§ Exercise aim: Your answer consists of the lines in the data that contain "auxiliary". Copy each of them.

§ Supplied data:
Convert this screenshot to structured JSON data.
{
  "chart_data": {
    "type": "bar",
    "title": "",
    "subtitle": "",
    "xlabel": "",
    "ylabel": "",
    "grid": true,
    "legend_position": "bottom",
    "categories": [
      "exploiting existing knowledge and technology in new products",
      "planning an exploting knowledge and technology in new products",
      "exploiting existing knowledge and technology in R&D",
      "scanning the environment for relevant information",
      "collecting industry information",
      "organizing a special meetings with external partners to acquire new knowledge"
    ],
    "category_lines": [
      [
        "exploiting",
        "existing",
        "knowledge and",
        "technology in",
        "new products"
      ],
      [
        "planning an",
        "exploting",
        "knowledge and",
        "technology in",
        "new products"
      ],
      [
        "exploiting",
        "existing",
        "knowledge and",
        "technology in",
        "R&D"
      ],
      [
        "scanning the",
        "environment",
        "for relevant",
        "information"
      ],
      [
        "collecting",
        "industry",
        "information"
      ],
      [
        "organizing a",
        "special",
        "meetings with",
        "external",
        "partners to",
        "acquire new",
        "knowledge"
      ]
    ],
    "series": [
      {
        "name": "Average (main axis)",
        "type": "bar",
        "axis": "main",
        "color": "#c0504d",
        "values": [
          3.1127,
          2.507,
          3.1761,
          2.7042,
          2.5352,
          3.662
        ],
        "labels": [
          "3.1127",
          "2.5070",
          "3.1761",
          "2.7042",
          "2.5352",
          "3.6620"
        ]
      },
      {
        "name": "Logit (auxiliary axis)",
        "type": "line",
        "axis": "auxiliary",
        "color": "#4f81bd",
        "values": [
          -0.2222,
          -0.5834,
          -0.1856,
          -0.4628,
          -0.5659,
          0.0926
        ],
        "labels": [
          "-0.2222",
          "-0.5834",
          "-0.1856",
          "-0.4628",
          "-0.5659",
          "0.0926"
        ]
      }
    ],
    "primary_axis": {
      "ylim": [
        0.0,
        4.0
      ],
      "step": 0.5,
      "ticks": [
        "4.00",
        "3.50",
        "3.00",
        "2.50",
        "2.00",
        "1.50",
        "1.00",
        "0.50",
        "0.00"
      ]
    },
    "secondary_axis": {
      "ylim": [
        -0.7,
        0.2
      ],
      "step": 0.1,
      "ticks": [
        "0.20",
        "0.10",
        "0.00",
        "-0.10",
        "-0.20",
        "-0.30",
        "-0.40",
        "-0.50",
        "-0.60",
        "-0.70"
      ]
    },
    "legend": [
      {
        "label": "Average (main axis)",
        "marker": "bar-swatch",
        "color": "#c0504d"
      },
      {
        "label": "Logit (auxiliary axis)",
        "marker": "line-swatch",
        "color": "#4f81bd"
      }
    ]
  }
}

§ Problem solution:
        "name": "Logit (auxiliary axis)",
        "axis": "auxiliary",
        "label": "Logit (auxiliary axis)",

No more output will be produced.